As Scottsdale continues to develop and look toward a future as a tourism and entertainment destination, many residents are pining for its past as an arts- and nature-focused community. With the city crowding up Scottsdale is needing to develop changes to follow. While many are behind the growth in the city, locals love the natural aspects of living in Scottsdale such as easily enjoying the mountain scenery. Eleanor Brierly, a member of the Scottsdale Historical Society’s board of directors, says she understands the need for progress, but wants the city to retain its open space.  

On Sept. 8 and 9, city officials, in partnership with Experience Scottsdale, invited residents to take part in a conversation about the city’s next five year tourism and events strategic plan. The sessions included an overview with group discussions tocollect public input about the updated recommendation’s plan.

“Our open space is so important to who we are as a city and our connection to the mountains around us,” Brierly said on Sept. 9. “Mayor Drinkwater promised we’d always be able to see the mountains.”

Brierly says the city should focus on investing in transportation, like increasing trolley frequency to once every 15 minutes.

The city is aiming to work on its walkability and bring in more foot traffic into local shops and museums. Some directions being discussed are whether to focus back into Old Town’s roots and make it a center for artists, creating more murals and a flowing connection throughout the city. A long-time local of Scottsdale, Laurie Coe, said “I think of Old Town as the heart of the city, that’s where our heritage is, all the history and culture but how does it connect to the rest of the city?”

City officials want to focus on improving WestWorld, turning it into a venue for future concerts and events without taking away business from local shops and restaurants. It has the amount of space needed, parking wouldn’t be an issue and it would drive tourists further north therefore creating the cohesiveness that’s being looked for.

The events manager in Scottsdale, Cheryl Sumners, believes the pandemic has caused people to reimagine how they spend their time outdoors. After being kept indoors for the pandemic, people are looking for opportunities to go out.

Jackie Contaldo, the marketing manager for Old Town agrees.

“People are ready to come out, having experiences available for people is what the city is focusing on,” she said. “We want to position ourselves as a destination that’s fun, vibrant and welcoming for all. As for Old Town we want to make it a downtown that you want to visit not just for visitors but for residents as well.”

While there are many directions to lead future growth, the overall well being of current and future residents is being kept a priority by Scottsdale city officials.
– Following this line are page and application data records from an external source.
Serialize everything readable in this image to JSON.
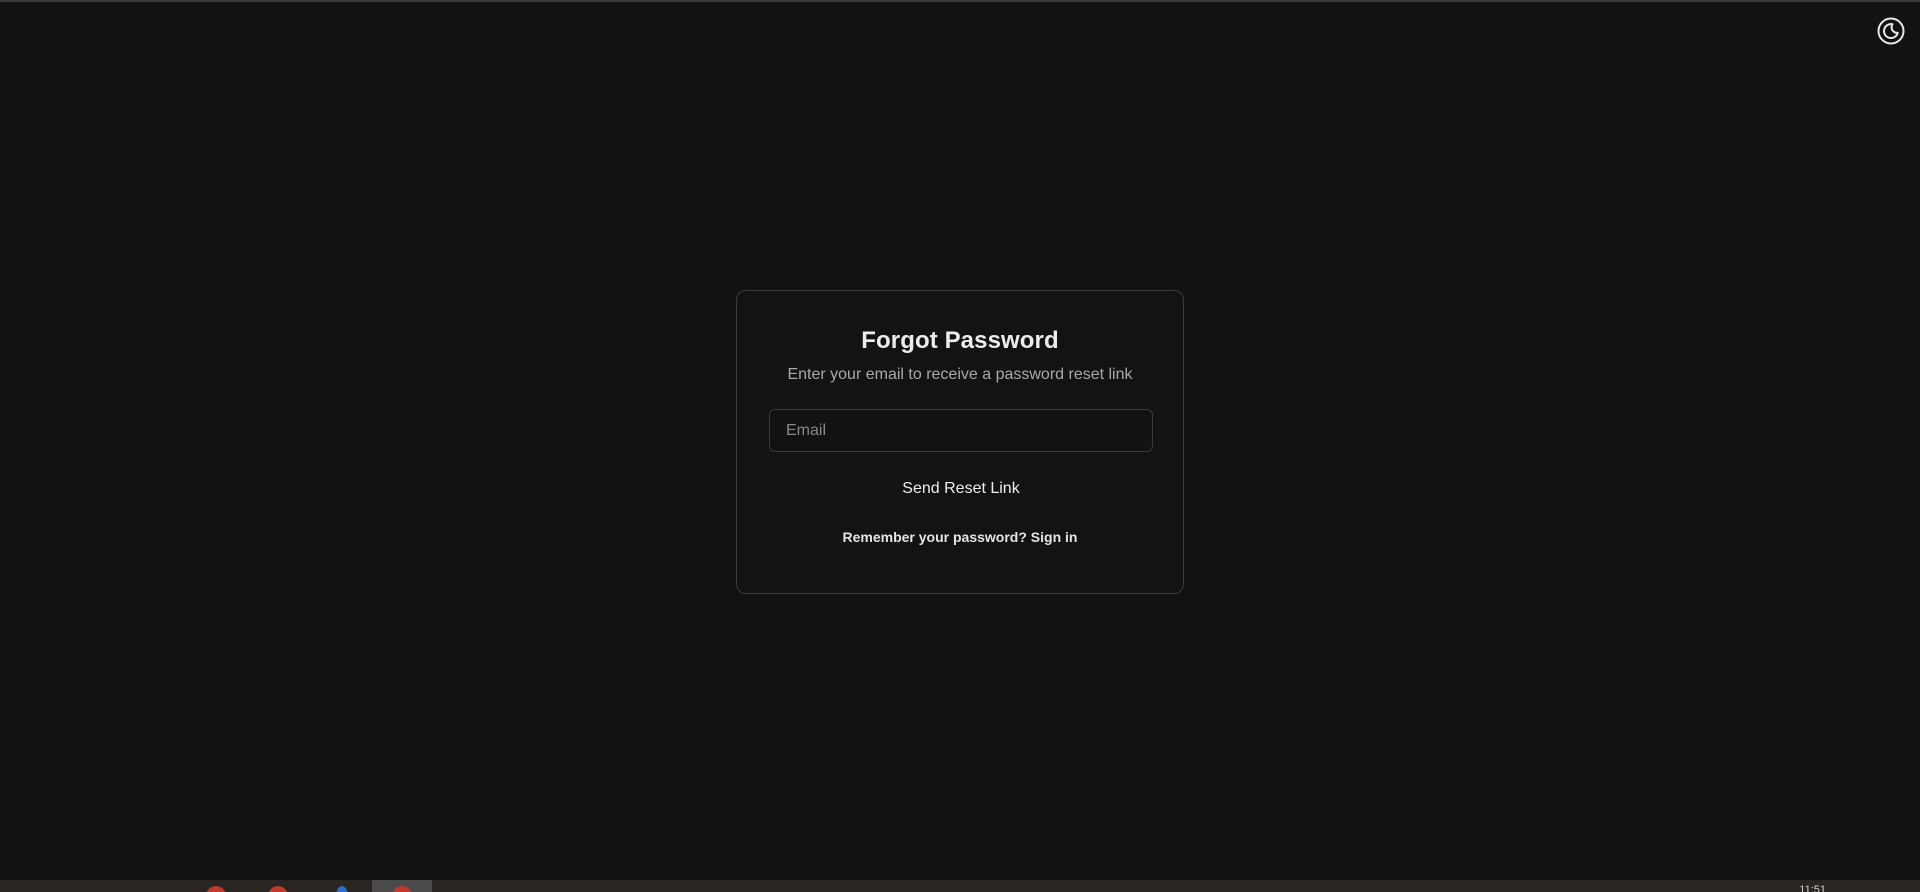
{
  "header": {
    "theme_toggle_icon": "moon-icon"
  },
  "forgot": {
    "title": "Forgot Password",
    "subtitle": "Enter your email to receive a password reset link",
    "email_placeholder": "Email",
    "email_value": "",
    "send_label": "Send Reset Link",
    "remember_text": "Remember your password?",
    "signin_label": "Sign in"
  },
  "taskbar": {
    "clock": "11:51"
  },
  "colors": {
    "background": "#121212",
    "card_border": "#3c3c3c",
    "text": "#ededed",
    "muted_text": "#a9a9a9"
  }
}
In the near future the city of Scottsdale plans to diversify and create a more pedestrian friendly community.

Editor’s Note: Crystal Aguilar is a student reporter at the Walter Cronkite School of Journalism at Arizona State University.